Problem: Return every line below in which "synchronized" appears.

Dataset rows describing interfaces
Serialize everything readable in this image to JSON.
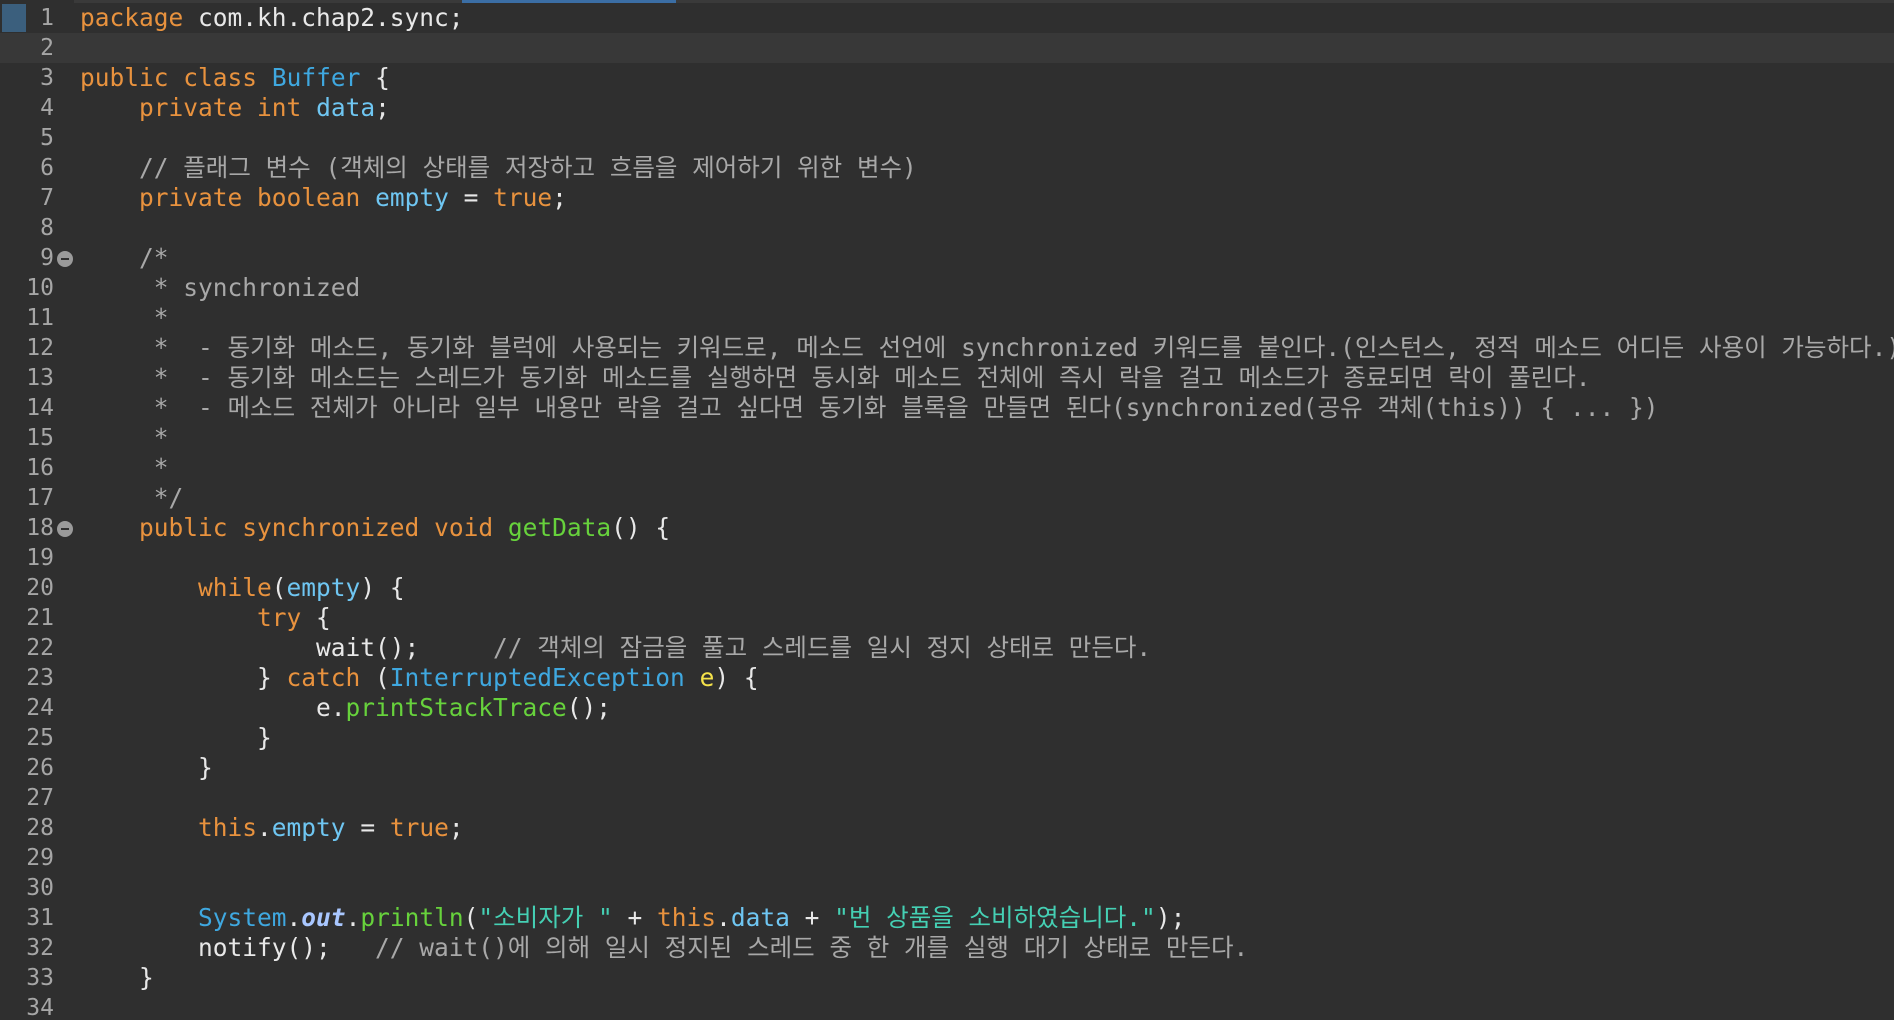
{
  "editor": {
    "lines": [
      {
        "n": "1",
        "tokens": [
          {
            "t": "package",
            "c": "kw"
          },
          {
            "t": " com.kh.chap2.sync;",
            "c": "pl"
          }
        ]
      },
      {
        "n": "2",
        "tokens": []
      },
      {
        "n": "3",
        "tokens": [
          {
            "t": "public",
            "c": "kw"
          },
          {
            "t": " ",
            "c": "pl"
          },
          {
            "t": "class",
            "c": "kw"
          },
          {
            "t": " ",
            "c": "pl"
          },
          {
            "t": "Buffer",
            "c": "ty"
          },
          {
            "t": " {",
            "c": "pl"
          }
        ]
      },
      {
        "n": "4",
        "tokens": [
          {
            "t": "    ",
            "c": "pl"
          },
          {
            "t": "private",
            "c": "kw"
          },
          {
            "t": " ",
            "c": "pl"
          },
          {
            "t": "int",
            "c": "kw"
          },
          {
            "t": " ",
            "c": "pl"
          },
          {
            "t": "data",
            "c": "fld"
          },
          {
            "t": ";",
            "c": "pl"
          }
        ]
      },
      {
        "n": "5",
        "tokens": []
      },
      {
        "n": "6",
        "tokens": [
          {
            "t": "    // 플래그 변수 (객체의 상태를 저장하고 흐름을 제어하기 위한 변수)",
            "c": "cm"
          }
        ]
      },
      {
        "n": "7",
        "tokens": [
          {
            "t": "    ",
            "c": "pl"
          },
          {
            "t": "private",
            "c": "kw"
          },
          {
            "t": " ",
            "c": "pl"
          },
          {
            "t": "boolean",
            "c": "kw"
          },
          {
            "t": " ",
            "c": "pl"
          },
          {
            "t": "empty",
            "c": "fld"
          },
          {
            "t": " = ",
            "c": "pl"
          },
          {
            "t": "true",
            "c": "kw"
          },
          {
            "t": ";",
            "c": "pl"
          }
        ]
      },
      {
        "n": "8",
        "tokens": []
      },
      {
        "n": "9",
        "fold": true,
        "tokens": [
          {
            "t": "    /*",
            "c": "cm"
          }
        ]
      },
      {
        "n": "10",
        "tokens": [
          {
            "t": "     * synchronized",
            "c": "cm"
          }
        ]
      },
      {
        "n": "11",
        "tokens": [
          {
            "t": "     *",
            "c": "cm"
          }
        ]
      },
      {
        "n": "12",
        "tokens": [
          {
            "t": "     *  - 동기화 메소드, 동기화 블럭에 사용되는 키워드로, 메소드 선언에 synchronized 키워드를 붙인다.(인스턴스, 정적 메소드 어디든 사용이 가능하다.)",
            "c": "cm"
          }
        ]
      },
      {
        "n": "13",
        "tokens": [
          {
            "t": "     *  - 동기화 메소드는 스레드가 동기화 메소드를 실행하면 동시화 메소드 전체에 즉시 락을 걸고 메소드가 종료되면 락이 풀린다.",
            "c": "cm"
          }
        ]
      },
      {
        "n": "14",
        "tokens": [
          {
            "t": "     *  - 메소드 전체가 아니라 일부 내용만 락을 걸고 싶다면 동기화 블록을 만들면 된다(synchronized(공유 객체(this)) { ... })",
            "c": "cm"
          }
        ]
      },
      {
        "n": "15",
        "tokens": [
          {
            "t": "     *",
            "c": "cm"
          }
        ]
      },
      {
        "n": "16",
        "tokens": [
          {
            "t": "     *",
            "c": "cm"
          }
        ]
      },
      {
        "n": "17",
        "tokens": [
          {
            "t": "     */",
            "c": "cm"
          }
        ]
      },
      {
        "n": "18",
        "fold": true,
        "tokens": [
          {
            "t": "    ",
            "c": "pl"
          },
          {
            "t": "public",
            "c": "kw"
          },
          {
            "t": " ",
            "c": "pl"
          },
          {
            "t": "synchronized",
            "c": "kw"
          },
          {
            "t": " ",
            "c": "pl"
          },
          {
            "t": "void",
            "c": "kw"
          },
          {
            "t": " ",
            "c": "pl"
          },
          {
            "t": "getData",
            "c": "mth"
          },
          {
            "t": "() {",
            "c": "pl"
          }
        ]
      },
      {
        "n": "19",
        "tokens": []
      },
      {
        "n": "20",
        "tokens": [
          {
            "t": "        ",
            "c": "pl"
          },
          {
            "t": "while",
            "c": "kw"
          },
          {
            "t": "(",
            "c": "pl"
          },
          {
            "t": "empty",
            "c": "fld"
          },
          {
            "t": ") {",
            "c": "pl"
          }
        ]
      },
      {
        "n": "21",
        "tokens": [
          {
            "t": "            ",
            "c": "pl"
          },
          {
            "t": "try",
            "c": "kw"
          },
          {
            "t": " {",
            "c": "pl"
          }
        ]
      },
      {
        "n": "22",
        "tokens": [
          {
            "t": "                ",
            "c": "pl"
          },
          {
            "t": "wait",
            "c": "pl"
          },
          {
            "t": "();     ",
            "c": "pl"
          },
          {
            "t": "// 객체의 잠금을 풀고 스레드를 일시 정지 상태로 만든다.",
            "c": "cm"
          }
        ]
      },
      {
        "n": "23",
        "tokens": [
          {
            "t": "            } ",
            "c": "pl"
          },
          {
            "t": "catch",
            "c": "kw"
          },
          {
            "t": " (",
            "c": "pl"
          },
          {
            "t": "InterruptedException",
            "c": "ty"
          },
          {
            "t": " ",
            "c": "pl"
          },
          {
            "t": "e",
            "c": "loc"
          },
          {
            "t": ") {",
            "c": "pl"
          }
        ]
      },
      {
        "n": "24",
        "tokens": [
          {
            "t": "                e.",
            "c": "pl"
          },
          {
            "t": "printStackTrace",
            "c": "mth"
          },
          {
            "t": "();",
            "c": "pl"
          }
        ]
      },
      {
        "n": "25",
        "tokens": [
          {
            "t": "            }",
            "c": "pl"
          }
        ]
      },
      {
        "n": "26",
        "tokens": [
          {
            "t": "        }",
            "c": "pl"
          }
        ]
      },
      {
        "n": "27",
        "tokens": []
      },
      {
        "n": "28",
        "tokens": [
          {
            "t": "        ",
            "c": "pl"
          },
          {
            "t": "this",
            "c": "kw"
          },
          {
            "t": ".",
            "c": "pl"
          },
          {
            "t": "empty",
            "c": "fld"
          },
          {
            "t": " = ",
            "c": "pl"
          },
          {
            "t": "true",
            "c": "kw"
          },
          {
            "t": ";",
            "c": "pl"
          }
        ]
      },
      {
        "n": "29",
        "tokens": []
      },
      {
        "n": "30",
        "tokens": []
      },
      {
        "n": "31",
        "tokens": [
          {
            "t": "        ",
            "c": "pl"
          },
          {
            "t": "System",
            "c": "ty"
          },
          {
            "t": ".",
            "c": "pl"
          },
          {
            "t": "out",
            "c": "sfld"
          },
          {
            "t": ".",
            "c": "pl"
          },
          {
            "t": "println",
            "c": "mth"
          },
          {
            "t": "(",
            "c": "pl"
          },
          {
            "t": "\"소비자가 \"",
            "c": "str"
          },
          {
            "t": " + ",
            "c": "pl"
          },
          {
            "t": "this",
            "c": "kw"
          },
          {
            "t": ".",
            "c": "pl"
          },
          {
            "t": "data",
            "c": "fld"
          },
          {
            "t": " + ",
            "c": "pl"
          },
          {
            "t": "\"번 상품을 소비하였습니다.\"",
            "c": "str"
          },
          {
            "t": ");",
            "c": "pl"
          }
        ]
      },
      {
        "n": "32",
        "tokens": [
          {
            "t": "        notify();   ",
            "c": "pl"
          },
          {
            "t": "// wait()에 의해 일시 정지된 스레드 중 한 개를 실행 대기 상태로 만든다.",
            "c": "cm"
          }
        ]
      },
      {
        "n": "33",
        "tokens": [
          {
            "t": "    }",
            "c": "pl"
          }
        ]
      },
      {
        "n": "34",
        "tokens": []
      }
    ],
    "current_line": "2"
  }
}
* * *
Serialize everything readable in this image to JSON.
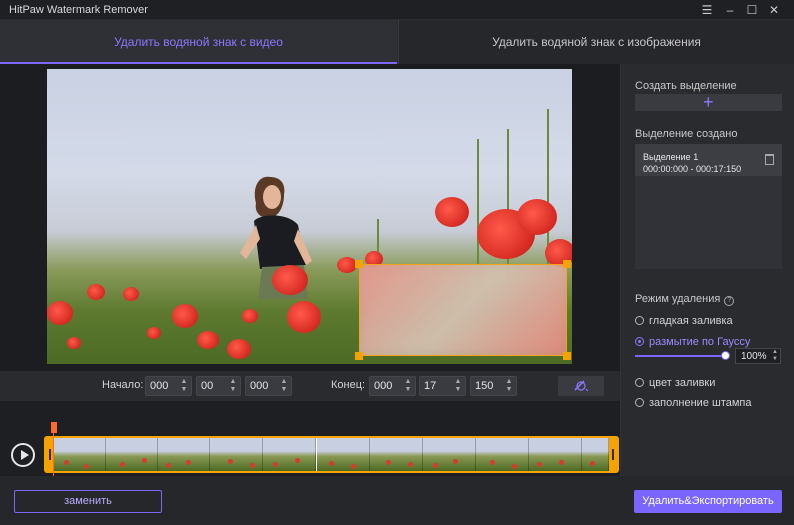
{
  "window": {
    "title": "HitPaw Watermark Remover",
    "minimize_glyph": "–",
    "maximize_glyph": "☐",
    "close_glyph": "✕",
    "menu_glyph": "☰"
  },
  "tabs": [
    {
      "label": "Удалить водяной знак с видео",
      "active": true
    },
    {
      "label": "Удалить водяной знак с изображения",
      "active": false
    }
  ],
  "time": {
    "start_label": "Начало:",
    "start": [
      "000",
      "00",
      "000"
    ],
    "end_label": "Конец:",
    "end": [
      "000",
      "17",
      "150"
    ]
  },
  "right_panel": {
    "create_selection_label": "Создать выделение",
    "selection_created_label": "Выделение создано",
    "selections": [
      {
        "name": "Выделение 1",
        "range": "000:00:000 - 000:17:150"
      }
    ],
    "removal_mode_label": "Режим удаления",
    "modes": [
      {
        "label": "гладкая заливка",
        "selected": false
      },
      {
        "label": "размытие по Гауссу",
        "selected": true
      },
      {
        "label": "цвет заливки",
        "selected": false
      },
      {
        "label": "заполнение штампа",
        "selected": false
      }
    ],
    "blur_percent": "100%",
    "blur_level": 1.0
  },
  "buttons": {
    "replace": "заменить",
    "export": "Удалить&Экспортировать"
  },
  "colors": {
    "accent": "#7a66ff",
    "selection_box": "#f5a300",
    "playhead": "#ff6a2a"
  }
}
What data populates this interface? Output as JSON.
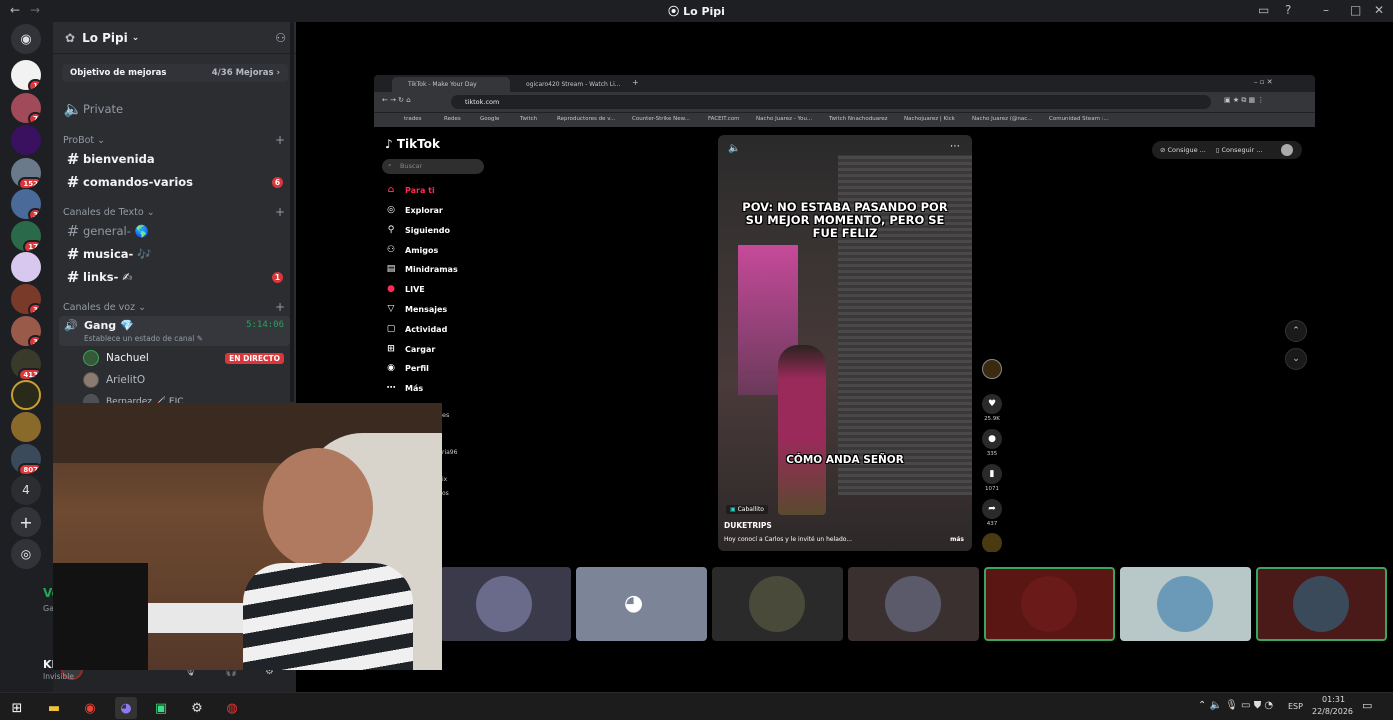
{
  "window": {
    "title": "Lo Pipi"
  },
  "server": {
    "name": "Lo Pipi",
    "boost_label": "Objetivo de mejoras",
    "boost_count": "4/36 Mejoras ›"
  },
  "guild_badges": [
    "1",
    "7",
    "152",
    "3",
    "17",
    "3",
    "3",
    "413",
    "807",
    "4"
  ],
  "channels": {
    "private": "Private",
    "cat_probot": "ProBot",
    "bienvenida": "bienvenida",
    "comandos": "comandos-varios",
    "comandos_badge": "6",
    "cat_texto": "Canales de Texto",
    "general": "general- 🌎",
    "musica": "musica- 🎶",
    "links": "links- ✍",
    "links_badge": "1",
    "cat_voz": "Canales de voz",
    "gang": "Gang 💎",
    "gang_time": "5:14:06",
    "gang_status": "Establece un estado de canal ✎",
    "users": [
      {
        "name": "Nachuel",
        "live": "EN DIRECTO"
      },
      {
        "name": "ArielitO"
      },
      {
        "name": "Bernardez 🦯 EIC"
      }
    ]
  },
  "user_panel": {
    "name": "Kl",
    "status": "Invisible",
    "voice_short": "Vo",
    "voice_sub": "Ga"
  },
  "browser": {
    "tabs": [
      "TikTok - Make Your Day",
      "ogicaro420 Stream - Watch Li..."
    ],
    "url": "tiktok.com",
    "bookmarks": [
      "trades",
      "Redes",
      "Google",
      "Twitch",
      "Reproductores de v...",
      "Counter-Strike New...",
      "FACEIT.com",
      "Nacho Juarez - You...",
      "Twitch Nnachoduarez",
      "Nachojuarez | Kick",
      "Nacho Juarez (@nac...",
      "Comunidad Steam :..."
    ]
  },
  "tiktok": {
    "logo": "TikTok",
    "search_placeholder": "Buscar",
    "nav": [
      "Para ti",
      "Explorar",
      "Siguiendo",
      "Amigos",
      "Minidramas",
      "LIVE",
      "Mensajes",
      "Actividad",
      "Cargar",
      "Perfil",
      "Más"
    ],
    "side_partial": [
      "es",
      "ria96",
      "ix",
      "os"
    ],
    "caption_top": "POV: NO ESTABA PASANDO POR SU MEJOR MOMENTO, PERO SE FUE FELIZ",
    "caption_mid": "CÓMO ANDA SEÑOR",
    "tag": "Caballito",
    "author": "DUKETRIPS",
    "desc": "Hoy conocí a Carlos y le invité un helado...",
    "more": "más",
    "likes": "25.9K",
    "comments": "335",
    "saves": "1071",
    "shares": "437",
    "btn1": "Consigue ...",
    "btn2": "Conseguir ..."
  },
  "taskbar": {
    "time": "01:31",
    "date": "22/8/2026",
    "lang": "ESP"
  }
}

Solution to the exercise:
            "t": "     * synchronized",
            "t": "     *  - 동기화 메소드, 동기화 블럭에 사용되는 키워드로, 메소드 선언에 synchronized 키워드를 붙인다.(인스턴스, 정적 메소드 어디든 사용이 가능하다.)",
            "t": "     *  - 메소드 전체가 아니라 일부 내용만 락을 걸고 싶다면 동기화 블록을 만들면 된다(synchronized(공유 객체(this)) { ... })",
            "t": "synchronized",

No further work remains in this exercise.